══ DATASET CONTENT ══
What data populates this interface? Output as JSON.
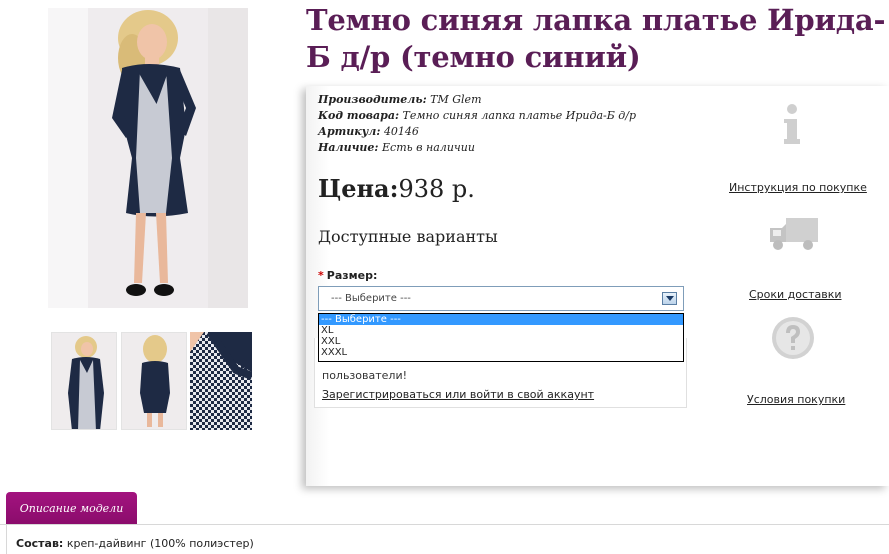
{
  "product": {
    "title": "Темно синяя лапка платье Ирида-Б д/р (темно синий)",
    "meta": [
      {
        "label": "Производитель:",
        "value": "TM Glem"
      },
      {
        "label": "Код товара:",
        "value": "Темно синяя лапка платье Ирида-Б д/р"
      },
      {
        "label": "Артикул:",
        "value": "40146"
      },
      {
        "label": "Наличие:",
        "value": "Есть в наличии"
      }
    ],
    "price_label": "Цена:",
    "price_value": "938 р.",
    "variants_title": "Доступные варианты"
  },
  "size_select": {
    "required_mark": "*",
    "label": "Размер:",
    "current": "--- Выберите ---",
    "options": [
      "--- Выберите ---",
      "XL",
      "XXL",
      "XXXL"
    ]
  },
  "login": {
    "text": "пользователи!",
    "link": "Зарегистрироваться или войти в свой аккаунт"
  },
  "side_links": {
    "instructions": "Инструкция по покупке",
    "delivery": "Сроки доставки",
    "terms": "Условия покупки"
  },
  "tabs": {
    "description": "Описание модели"
  },
  "composition": {
    "label": "Состав:",
    "value": "креп-дайвинг (100% полиэстер)"
  },
  "icons": {
    "info": "info-icon",
    "truck": "truck-icon",
    "help": "question-icon"
  },
  "colors": {
    "title": "#5a1e56",
    "tab": "#9a1078",
    "dress_navy": "#1e2a44"
  }
}
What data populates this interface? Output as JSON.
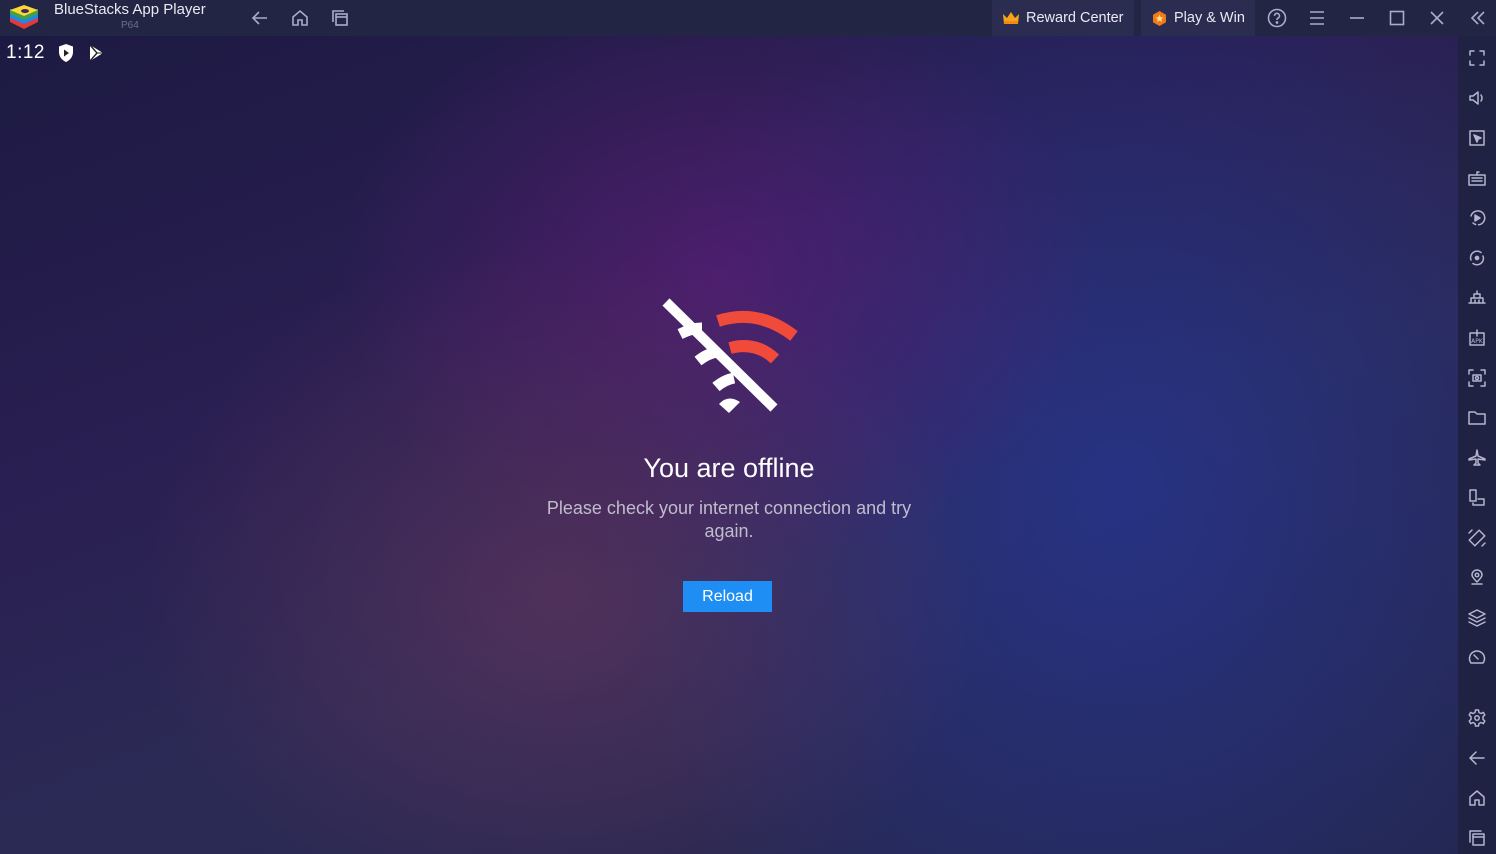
{
  "titlebar": {
    "app_title": "BlueStacks App Player",
    "app_subtitle": "P64",
    "nav_icons": [
      "back-icon",
      "home-icon",
      "recent-apps-icon"
    ],
    "reward_center_label": "Reward Center",
    "play_win_label": "Play & Win",
    "window_icons": [
      "help-icon",
      "menu-icon",
      "minimize-icon",
      "maximize-icon",
      "close-icon",
      "collapse-sidebar-icon"
    ]
  },
  "statusbar": {
    "time": "1:12",
    "icons": [
      "shield-play-icon",
      "play-store-icon"
    ]
  },
  "offline": {
    "icon": "wifi-off-icon",
    "title": "You are offline",
    "message": "Please check your internet connection and try again.",
    "reload_label": "Reload"
  },
  "sidebar": {
    "icons": [
      "fullscreen-icon",
      "volume-icon",
      "pointer-icon",
      "keyboard-icon",
      "macro-play-icon",
      "sync-icon",
      "build-icon",
      "install-apk-icon",
      "screenshot-icon",
      "folder-icon",
      "airplane-icon",
      "multi-instance-icon",
      "rotate-icon",
      "location-icon",
      "layers-icon",
      "performance-icon",
      "settings-icon",
      "back-icon",
      "home-icon",
      "recent-apps-icon"
    ]
  },
  "colors": {
    "accent": "#1e8ef5",
    "wifi_red": "#f04a3a",
    "titlebar_bg": "#222544",
    "sidebar_bg": "#1f2243"
  }
}
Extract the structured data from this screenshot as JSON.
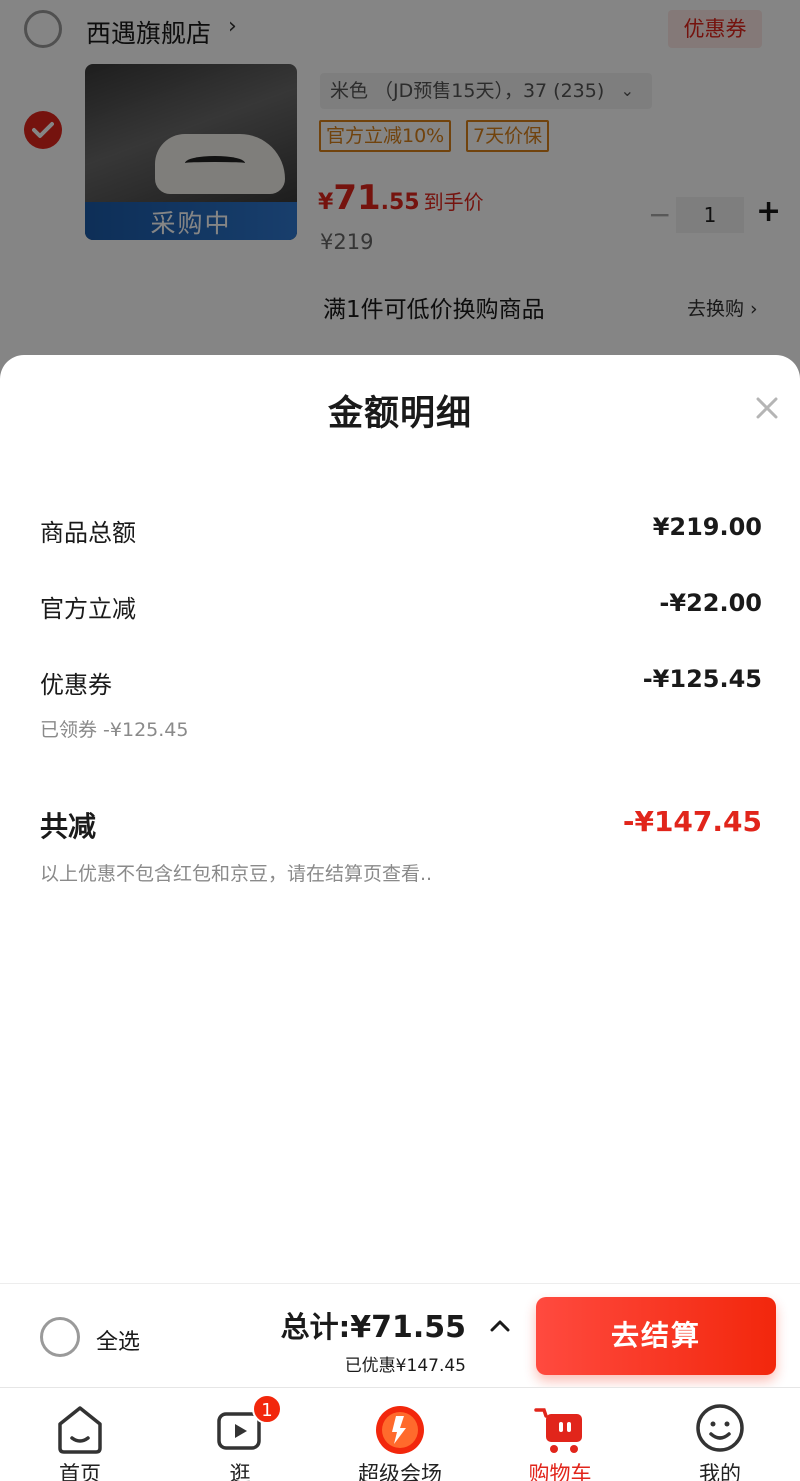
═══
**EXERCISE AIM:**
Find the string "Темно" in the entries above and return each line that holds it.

**WRITTEN RESPONSE:**
    "title": "Темно синяя лапка платье Ирида-Б д/р (темно синий)",
        "value": "Темно синяя лапка платье Ирида-Б д/р"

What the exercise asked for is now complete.